Website and app data records:
************

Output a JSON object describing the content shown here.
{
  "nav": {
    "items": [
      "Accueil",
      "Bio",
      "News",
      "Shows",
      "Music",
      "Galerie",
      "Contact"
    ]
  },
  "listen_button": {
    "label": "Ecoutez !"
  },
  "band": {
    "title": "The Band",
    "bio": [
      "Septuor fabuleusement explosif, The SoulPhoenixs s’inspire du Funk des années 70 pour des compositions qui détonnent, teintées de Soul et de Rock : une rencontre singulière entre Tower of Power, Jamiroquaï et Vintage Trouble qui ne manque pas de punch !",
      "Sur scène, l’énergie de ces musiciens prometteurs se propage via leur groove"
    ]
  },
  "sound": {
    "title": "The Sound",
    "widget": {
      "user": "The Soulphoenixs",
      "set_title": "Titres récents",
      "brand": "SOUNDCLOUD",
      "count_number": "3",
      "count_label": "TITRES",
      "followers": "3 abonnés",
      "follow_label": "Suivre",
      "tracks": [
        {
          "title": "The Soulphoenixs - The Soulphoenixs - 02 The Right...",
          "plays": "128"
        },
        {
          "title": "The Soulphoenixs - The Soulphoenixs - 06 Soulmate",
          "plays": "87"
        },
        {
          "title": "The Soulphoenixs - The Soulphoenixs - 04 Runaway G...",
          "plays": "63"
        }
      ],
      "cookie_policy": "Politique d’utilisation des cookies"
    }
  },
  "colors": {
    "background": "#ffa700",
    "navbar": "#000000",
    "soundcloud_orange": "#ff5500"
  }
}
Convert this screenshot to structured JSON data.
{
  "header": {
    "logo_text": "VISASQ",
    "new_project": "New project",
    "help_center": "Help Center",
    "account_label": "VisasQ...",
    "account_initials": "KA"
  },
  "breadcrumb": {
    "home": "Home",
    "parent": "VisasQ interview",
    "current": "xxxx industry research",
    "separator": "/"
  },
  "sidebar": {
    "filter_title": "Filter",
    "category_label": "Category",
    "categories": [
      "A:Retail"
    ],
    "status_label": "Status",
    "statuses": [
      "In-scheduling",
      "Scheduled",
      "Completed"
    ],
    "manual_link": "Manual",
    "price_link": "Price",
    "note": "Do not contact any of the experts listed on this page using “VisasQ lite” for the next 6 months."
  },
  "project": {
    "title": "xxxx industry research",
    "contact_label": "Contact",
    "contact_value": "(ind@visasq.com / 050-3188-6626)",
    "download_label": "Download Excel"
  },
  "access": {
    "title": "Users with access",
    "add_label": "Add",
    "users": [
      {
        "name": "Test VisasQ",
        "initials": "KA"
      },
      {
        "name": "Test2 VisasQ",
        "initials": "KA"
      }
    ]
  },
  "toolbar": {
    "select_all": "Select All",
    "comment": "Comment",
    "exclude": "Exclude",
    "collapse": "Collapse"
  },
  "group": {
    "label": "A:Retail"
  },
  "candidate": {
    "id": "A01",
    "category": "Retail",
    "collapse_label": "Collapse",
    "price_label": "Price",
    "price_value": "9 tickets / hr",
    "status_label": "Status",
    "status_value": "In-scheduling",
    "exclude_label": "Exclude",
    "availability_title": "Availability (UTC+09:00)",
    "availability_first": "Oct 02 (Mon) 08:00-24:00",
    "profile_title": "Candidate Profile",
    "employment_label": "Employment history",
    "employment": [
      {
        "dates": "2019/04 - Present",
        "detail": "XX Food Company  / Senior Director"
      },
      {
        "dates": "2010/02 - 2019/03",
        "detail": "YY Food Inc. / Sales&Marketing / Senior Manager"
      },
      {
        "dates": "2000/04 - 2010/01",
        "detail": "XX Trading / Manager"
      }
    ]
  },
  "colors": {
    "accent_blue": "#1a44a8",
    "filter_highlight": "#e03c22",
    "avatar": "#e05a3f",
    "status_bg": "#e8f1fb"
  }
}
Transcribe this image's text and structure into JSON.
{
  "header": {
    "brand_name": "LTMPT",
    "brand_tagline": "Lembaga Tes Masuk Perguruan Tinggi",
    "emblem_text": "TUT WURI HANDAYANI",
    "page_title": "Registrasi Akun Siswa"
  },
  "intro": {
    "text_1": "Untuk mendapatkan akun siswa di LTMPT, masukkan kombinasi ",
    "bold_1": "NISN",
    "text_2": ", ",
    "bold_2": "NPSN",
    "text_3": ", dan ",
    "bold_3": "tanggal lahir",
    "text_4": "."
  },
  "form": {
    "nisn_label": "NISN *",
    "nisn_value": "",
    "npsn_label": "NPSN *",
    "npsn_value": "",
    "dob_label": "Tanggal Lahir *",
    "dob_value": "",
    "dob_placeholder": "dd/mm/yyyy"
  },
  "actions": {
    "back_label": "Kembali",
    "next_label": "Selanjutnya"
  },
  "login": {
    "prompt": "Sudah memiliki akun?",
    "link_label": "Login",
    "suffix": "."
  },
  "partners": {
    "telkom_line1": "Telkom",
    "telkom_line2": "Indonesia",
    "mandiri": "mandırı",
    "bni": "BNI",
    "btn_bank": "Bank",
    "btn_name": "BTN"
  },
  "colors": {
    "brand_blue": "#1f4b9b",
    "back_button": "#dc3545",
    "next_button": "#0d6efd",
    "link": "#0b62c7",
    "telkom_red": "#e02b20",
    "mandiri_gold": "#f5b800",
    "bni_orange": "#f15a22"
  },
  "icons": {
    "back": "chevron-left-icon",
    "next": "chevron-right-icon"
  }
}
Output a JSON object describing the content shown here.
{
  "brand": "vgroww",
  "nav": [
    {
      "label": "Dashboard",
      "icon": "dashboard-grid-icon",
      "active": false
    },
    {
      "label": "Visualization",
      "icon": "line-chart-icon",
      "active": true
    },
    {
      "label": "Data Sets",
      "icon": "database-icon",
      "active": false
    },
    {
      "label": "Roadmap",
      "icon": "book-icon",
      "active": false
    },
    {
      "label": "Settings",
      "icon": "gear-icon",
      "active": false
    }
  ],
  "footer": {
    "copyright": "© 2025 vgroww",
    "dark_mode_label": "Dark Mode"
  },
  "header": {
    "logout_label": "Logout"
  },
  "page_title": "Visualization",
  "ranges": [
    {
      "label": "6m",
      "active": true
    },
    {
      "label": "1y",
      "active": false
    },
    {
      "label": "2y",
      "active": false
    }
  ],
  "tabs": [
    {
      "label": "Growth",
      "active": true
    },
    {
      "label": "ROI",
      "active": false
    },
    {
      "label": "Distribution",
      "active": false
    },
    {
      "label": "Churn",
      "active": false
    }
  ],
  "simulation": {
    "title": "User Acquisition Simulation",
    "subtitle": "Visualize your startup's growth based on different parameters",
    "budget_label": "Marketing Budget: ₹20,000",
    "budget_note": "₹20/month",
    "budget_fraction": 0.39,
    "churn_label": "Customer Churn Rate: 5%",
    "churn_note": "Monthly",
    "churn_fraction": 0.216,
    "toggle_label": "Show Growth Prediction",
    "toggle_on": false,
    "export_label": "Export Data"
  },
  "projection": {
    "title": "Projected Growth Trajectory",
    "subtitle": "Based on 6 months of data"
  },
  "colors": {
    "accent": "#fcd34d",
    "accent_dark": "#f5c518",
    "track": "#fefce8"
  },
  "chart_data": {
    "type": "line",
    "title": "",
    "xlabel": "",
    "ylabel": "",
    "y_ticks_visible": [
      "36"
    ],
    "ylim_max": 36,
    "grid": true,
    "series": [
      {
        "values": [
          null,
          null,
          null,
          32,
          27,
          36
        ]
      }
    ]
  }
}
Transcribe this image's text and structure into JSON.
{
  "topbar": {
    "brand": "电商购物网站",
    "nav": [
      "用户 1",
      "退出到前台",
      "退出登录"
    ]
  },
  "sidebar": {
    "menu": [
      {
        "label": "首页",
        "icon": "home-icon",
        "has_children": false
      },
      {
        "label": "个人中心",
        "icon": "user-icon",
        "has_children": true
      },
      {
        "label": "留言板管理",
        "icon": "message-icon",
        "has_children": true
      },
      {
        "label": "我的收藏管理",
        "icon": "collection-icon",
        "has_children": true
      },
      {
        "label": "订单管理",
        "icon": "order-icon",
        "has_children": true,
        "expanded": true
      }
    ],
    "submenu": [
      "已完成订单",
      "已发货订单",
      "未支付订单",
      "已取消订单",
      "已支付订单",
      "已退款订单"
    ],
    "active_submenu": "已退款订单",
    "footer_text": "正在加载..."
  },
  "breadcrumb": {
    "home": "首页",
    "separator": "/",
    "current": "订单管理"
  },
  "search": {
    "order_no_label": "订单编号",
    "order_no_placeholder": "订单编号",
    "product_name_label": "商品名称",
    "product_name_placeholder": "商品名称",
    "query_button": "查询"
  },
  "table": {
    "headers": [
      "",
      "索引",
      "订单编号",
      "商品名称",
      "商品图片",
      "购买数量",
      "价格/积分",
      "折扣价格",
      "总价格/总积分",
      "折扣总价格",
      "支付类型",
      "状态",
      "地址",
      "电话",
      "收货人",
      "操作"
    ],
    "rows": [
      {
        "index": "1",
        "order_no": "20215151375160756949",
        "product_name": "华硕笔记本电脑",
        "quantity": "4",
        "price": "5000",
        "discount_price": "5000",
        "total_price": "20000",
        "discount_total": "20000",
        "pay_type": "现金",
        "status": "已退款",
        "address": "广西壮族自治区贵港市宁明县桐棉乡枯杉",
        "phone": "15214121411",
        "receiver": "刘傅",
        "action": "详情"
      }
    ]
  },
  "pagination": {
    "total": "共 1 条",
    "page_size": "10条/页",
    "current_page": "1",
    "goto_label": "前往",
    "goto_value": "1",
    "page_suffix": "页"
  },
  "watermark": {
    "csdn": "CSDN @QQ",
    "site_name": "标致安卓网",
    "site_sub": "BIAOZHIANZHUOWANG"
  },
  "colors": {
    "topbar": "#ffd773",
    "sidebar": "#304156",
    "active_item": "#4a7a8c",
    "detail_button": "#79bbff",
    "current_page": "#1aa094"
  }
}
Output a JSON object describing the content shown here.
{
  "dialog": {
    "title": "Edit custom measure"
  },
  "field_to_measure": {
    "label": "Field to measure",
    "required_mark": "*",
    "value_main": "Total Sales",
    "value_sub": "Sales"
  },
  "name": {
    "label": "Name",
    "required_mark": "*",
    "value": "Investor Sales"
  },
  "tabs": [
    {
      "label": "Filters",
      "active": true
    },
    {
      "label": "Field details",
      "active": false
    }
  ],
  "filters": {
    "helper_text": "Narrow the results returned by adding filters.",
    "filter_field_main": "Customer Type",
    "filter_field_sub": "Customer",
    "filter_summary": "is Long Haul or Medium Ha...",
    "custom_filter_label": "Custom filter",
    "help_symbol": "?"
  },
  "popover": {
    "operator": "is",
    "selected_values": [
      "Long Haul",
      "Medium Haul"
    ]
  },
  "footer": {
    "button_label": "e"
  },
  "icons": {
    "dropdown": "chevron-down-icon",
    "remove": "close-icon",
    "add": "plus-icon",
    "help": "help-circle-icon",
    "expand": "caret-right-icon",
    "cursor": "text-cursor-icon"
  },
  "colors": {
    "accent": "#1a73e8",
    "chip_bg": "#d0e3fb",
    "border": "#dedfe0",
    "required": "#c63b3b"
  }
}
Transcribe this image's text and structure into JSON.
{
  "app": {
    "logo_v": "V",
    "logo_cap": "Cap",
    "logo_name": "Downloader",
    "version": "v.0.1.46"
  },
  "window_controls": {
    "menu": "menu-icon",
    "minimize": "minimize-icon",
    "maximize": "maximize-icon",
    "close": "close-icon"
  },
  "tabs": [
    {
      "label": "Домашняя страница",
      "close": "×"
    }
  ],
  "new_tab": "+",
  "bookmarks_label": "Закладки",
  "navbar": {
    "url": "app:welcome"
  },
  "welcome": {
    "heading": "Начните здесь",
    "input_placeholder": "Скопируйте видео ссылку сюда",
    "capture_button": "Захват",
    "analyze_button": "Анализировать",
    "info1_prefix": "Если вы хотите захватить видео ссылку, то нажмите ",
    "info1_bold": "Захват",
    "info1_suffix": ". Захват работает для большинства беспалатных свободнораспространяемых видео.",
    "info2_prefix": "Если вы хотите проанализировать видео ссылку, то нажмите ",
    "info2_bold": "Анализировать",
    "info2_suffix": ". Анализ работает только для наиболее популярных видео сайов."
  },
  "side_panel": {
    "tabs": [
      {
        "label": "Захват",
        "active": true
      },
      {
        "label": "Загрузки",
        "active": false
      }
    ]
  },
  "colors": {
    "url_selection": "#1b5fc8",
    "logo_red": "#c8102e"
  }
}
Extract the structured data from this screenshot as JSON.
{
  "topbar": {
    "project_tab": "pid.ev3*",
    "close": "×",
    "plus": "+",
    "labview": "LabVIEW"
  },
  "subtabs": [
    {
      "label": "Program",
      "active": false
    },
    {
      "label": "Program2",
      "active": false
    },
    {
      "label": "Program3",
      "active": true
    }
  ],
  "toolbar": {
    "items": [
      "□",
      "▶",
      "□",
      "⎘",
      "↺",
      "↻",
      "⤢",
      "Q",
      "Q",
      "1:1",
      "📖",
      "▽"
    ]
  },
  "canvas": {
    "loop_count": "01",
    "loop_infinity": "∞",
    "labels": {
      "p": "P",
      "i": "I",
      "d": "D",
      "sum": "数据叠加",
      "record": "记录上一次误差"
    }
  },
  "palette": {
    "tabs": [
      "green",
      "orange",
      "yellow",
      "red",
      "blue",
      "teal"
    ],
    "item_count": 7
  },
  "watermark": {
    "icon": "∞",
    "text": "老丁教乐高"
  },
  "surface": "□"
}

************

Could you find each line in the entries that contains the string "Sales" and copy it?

        "detail": "YY Food Inc. / Sales&Marketing / Senior Manager"
    "value_main": "Total Sales",
    "value_sub": "Sales"
    "value": "Investor Sales"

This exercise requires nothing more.